Recorded information:
—————
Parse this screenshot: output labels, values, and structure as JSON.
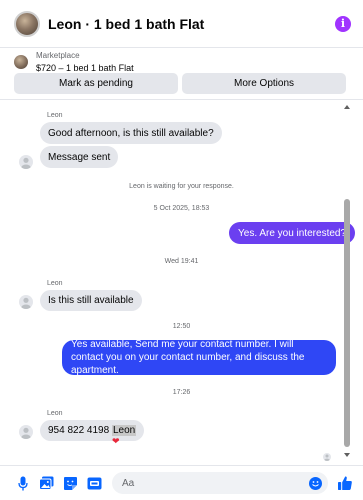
{
  "header": {
    "title": "Leon · 1 bed 1 bath Flat"
  },
  "listing": {
    "source": "Marketplace",
    "summary": "$720 – 1 bed 1 bath Flat",
    "buttons": {
      "mark_pending": "Mark as pending",
      "more_options": "More Options"
    }
  },
  "conversation": {
    "group1": {
      "sender": "Leon",
      "message1": "Good afternoon, is this still available?",
      "message2": "Message sent"
    },
    "waiting_notice": "Leon is waiting for your response.",
    "timestamp1": "5 Oct 2025, 18:53",
    "outgoing1": "Yes. Are you interested?",
    "timestamp2": "Wed 19:41",
    "group2": {
      "sender": "Leon",
      "message": "Is this still available"
    },
    "timestamp3": "12:50",
    "outgoing2": "Yes available, Send me your contact number. I will contact you on your contact number, and discuss the apartment.",
    "timestamp4": "17:26",
    "group3": {
      "sender": "Leon",
      "message_number": "954 822 4198",
      "message_name": "Leon",
      "reaction": "❤"
    }
  },
  "composer": {
    "placeholder": "Aa"
  },
  "colors": {
    "accent": "#0866ff",
    "outgoing_bubble_1": "#6b3ff0",
    "outgoing_bubble_2": "#2f47f5",
    "info_icon": "#a033ff",
    "incoming_bubble": "#e4e6eb"
  },
  "icons": {
    "header_info": "info-icon",
    "composer_tools": [
      "microphone-icon",
      "photo-icon",
      "sticker-icon",
      "gif-icon"
    ],
    "composer_emoji": "smiley-icon",
    "composer_send": "thumbs-up-icon"
  }
}
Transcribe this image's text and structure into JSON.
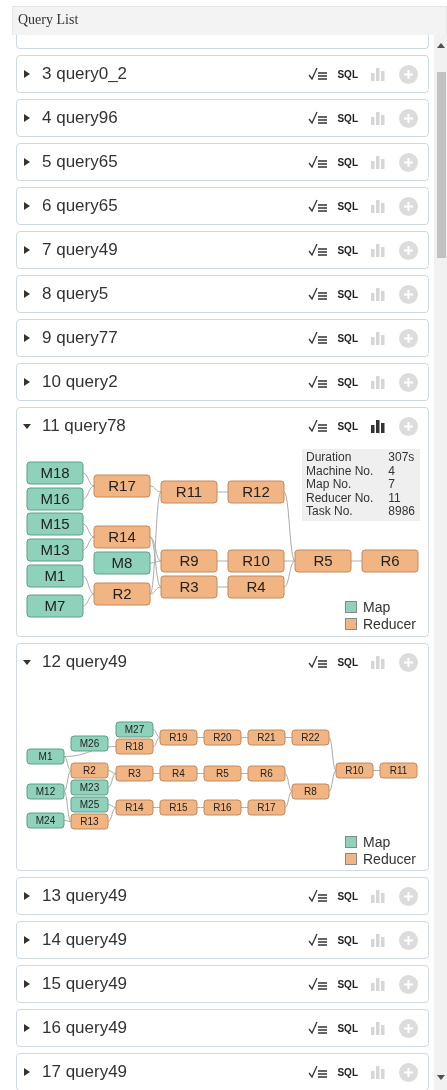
{
  "panel": {
    "title": "Query List"
  },
  "queries": [
    {
      "label": "3 query0_2",
      "expanded": false,
      "chart_enabled": false,
      "sql": "SQL"
    },
    {
      "label": "4 query96",
      "expanded": false,
      "chart_enabled": false,
      "sql": "SQL"
    },
    {
      "label": "5 query65",
      "expanded": false,
      "chart_enabled": false,
      "sql": "SQL"
    },
    {
      "label": "6 query65",
      "expanded": false,
      "chart_enabled": false,
      "sql": "SQL"
    },
    {
      "label": "7 query49",
      "expanded": false,
      "chart_enabled": false,
      "sql": "SQL"
    },
    {
      "label": "8 query5",
      "expanded": false,
      "chart_enabled": false,
      "sql": "SQL"
    },
    {
      "label": "9 query77",
      "expanded": false,
      "chart_enabled": false,
      "sql": "SQL"
    },
    {
      "label": "10 query2",
      "expanded": false,
      "chart_enabled": false,
      "sql": "SQL"
    },
    {
      "label": "11 query78",
      "expanded": true,
      "chart_enabled": true,
      "sql": "SQL",
      "graph": {
        "nodes": [
          {
            "label": "M18",
            "kind": "map"
          },
          {
            "label": "M16",
            "kind": "map"
          },
          {
            "label": "M15",
            "kind": "map"
          },
          {
            "label": "M13",
            "kind": "map"
          },
          {
            "label": "M1",
            "kind": "map"
          },
          {
            "label": "M7",
            "kind": "map"
          },
          {
            "label": "R17",
            "kind": "reducer"
          },
          {
            "label": "R14",
            "kind": "reducer"
          },
          {
            "label": "M8",
            "kind": "map"
          },
          {
            "label": "R2",
            "kind": "reducer"
          },
          {
            "label": "R11",
            "kind": "reducer"
          },
          {
            "label": "R12",
            "kind": "reducer"
          },
          {
            "label": "R9",
            "kind": "reducer"
          },
          {
            "label": "R10",
            "kind": "reducer"
          },
          {
            "label": "R3",
            "kind": "reducer"
          },
          {
            "label": "R4",
            "kind": "reducer"
          },
          {
            "label": "R5",
            "kind": "reducer"
          },
          {
            "label": "R6",
            "kind": "reducer"
          }
        ],
        "stats": [
          {
            "label": "Duration",
            "value": "307s"
          },
          {
            "label": "Machine No.",
            "value": "4"
          },
          {
            "label": "Map No.",
            "value": "7"
          },
          {
            "label": "Reducer No.",
            "value": "11"
          },
          {
            "label": "Task No.",
            "value": "8986"
          }
        ],
        "legend": [
          {
            "label": "Map",
            "kind": "map"
          },
          {
            "label": "Reducer",
            "kind": "reducer"
          }
        ]
      }
    },
    {
      "label": "12 query49",
      "expanded": true,
      "chart_enabled": false,
      "sql": "SQL",
      "graph": {
        "nodes": [
          {
            "label": "M27",
            "kind": "map"
          },
          {
            "label": "M26",
            "kind": "map"
          },
          {
            "label": "R18",
            "kind": "reducer"
          },
          {
            "label": "R19",
            "kind": "reducer"
          },
          {
            "label": "R20",
            "kind": "reducer"
          },
          {
            "label": "R21",
            "kind": "reducer"
          },
          {
            "label": "R22",
            "kind": "reducer"
          },
          {
            "label": "M1",
            "kind": "map"
          },
          {
            "label": "R2",
            "kind": "reducer"
          },
          {
            "label": "R3",
            "kind": "reducer"
          },
          {
            "label": "R4",
            "kind": "reducer"
          },
          {
            "label": "R5",
            "kind": "reducer"
          },
          {
            "label": "R6",
            "kind": "reducer"
          },
          {
            "label": "M12",
            "kind": "map"
          },
          {
            "label": "M23",
            "kind": "map"
          },
          {
            "label": "R8",
            "kind": "reducer"
          },
          {
            "label": "R10",
            "kind": "reducer"
          },
          {
            "label": "R11",
            "kind": "reducer"
          },
          {
            "label": "M25",
            "kind": "map"
          },
          {
            "label": "R14",
            "kind": "reducer"
          },
          {
            "label": "R15",
            "kind": "reducer"
          },
          {
            "label": "R16",
            "kind": "reducer"
          },
          {
            "label": "R17",
            "kind": "reducer"
          },
          {
            "label": "M24",
            "kind": "map"
          },
          {
            "label": "R13",
            "kind": "reducer"
          }
        ],
        "legend": [
          {
            "label": "Map",
            "kind": "map"
          },
          {
            "label": "Reducer",
            "kind": "reducer"
          }
        ]
      }
    },
    {
      "label": "13 query49",
      "expanded": false,
      "chart_enabled": false,
      "sql": "SQL"
    },
    {
      "label": "14 query49",
      "expanded": false,
      "chart_enabled": false,
      "sql": "SQL"
    },
    {
      "label": "15 query49",
      "expanded": false,
      "chart_enabled": false,
      "sql": "SQL"
    },
    {
      "label": "16 query49",
      "expanded": false,
      "chart_enabled": false,
      "sql": "SQL"
    },
    {
      "label": "17 query49",
      "expanded": false,
      "chart_enabled": false,
      "sql": "SQL"
    }
  ]
}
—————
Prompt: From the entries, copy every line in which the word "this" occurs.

Task answer:
Parse this screenshot: output labels, values, and structure as JSON.
      "message1": "Good afternoon, is this still available?",
      "message": "Is this still available"
Transcribe this image's text and structure into JSON.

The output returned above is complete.